Monday, September 01, 2003
A tale of toys, spiders and Transformers
By Dave Jaffe
Someday when your children are grown and gone and you're living alone, probably without heat, open the kids' old toy box where you'll find sentimental treasures rich in family memories that maybe you can unload on Ebay.
On a recent visit to my basement I was astonished at the volume of old toys stored in boxes there.
To be fair, I'm often astonished by what I find in the basement, or even that I have a basement. I rarely go down there because that's where we keep all our spiders.
But after a recent heavy rain I forced myself to check the basement because that's also were we keep our seepage.
"Honey, have you been down here recently?" I asked my wife.
"Yes, Dave. Everyone goes down there, except you. Is there seepage?"
"A little, though not enough to drown the spiders. However, there are several garage sales'-worth of broken and discarded toys."
"Those belong to the boys, Dave."
"Hon, our boys are 19 and 16 years old. Do they really need toys like, for example, what appears to be two-thirds of Hungry, Hungry Hippos?"
"Well, go ahead and throw it out."
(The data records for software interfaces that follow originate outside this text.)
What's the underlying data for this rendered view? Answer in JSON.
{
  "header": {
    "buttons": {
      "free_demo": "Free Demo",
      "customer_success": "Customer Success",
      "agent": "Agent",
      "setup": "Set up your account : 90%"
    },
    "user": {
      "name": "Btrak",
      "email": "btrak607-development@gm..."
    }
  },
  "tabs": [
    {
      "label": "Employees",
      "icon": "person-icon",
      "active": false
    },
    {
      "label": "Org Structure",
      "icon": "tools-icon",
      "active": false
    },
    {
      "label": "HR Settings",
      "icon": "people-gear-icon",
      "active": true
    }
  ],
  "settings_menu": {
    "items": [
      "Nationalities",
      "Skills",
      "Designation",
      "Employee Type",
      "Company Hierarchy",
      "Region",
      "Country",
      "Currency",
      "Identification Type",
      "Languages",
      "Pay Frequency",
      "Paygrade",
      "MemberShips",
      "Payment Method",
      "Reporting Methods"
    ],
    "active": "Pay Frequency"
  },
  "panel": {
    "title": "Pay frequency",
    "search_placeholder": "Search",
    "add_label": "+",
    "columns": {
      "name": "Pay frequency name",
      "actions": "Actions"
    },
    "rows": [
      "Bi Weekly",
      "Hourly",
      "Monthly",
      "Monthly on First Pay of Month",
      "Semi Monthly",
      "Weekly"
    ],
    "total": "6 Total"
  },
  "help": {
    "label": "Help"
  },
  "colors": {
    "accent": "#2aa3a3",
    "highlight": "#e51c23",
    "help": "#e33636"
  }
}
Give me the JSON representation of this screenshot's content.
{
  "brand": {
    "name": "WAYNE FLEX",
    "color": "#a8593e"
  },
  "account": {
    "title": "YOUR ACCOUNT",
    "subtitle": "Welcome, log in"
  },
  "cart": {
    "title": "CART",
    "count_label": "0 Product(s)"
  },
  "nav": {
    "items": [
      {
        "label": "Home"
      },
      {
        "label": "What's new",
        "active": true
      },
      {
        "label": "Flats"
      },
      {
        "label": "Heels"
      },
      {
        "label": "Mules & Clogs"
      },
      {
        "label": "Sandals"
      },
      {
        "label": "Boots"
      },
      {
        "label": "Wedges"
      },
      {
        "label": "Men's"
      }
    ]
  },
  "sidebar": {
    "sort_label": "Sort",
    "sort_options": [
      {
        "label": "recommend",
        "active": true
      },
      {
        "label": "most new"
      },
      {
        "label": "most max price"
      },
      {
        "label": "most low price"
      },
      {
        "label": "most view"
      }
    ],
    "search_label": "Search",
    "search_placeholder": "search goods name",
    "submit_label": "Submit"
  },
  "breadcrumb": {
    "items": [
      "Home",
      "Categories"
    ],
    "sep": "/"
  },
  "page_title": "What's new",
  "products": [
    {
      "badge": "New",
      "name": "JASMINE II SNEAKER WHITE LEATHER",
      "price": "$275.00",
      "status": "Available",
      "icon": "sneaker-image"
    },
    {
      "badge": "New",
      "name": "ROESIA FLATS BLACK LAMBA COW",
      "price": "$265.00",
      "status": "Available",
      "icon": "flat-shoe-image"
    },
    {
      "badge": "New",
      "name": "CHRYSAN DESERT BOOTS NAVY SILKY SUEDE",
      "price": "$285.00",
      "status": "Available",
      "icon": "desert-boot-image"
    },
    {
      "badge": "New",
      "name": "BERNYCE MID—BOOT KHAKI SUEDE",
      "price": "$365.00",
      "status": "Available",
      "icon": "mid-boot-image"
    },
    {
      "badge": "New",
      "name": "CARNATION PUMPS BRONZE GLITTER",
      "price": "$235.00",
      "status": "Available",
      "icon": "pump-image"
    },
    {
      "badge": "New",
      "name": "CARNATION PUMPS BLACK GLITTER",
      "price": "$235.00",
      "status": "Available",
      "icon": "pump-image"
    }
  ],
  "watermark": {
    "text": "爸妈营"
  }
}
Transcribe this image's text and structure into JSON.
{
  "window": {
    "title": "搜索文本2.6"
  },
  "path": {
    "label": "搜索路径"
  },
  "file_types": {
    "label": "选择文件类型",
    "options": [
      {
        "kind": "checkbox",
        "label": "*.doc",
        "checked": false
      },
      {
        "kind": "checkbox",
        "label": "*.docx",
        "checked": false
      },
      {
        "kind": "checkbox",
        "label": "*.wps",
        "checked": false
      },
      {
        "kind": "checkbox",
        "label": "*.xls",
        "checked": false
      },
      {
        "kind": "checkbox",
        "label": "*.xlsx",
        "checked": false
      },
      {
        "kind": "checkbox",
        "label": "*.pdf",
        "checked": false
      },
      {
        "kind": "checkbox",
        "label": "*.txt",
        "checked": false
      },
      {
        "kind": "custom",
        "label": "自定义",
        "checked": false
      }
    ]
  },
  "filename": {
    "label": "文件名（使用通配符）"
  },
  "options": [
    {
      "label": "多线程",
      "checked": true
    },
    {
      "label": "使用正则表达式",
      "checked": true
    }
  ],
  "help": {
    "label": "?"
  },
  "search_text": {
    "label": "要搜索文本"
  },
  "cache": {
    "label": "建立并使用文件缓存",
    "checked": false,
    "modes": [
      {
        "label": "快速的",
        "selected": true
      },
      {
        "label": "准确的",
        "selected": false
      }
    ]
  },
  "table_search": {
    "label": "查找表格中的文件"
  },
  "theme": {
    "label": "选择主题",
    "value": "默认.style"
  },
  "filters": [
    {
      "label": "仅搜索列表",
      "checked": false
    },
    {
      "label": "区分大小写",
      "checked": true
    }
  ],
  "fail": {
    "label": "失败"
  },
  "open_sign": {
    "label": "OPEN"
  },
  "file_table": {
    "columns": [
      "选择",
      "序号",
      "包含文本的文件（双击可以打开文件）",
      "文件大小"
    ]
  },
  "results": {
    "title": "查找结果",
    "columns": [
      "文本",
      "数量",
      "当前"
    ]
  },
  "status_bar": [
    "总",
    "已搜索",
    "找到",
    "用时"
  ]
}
"I would, Hon, but the one-third of Hungry, Hungry Hippos that's missing seems to have been replaced by a moist, grayish combination of spiders and seepage. Let's make the boys do it."
In fact, cleaning out more than a decade's worth of toys is a project for the entire family, which my sons pointed out by speeding off in our car.
When they returned several days later, covered with tattoos and smelling of cheap rotgut, I called a family meeting in order to discuss reasonable ways to proceed.
"Hon, Russ, Brian, one simple method of cleaning out all those toys—and this is just a thought—is that we flood the basement with a highly corrosive liquid, then seal the room for 10,000 years."
"Dad, enough with the spiders already!"
"Russ is right, Dad. I mean, it's not like they're bees. Filthy, stinging, venom-filled African killer bees. Ack! Makes my skin crawl."
"Yeah, but not like spiders, Brian, with all those arms."
"Dave, Brian, I think we're drifting off topic. Does anyone have a strategy for the cleanup, other than acid?"
"Mom, why don't we just divide the stuff into three piles: Save, toss or donate to charity?"
"That's a good plan, Russ."
I love Russell and greatly respect him. So I'm sure that he'll understand when I say that is, without a doubt, the stupidest cleanup plan I've ever heard. For one thing, it in no way accounts even remotely for the dog situation.
We have two dogs: Feffer, who in dog-age terminology, would be politely referred to as "90,000 years young!" and Oxford, who would be a sullen teenager if dogs were capable of sullen. He is instead feisty. Oxford is going to be the problem.
To be fair, Oxford is a little unclear on the whole "cleanup" concept. He is a small dog with a head that offers very little RAM storage space. Instead, he compartmentalizes his world into "things too high to reach" or "servings at an all-you-can-eat buffet."
Another problem is this three piles nonsense. That is so not-a-homeowner thinking. Homeowners know that only two piles matter: Throw It Out and Throw It Out Right Away, It's Leaking!
And about this giving broken toys to charity. Forgive me for being hard-hearted, but I honestly think charity can do a lot better:
CHARITY: "Well, what did you bring in today? And don't say ‘action figures.' "
DELIVERY DRIVER: "Sorry, chief. Six boxes full."
CHARITY: "Any of them have arms?"
DELIVERY DRIVER: "One guy, sort of. He's kinda melted."
CHARITY: "Great, just great! Well, store them in the basement. Anything else?"
DELIVERY DRIVER: "Just this old Game Boy with 10-year-old batteries still in it."
CHARITY: "Oh hell! Throw it out right away, it's leaking!"
Join us now in the Jaffe basement.
My wife and the boys carry empty cartons and plastic bags for garbage. I am armed with a can of Raid, matches and a squeeze bottle of lighter fluid.
We have been working for 11 hours. One garbage bag is half full. The charity box contains a single board game, and it's leaking. The boys are standing in a pile of toys, playing. Oxford is biding his time.
"Brian, you remember this Transformer guy? He could change from a robot into, like, an ice-cream maker, or something."
"Yeah, but this yellow Power Ranger could kick your Transformer's butt. If only I could find his power shield."
"What's it look like?"
"It looks like what Oxford is chewing on! Dad!"
"Drop it, Oxford. Drop! Good boy! What did he have, boys?"
"Don't know, Dad, but it looks kind of moist and grayish."
"Does it have any arms?"
"Well, at least it's not an action figure."
Dave Jaffe, who lives with his wife, two teenage sons and two dogs, cautiously welcomes your comments and suggestions at firstname.lastname@example.org.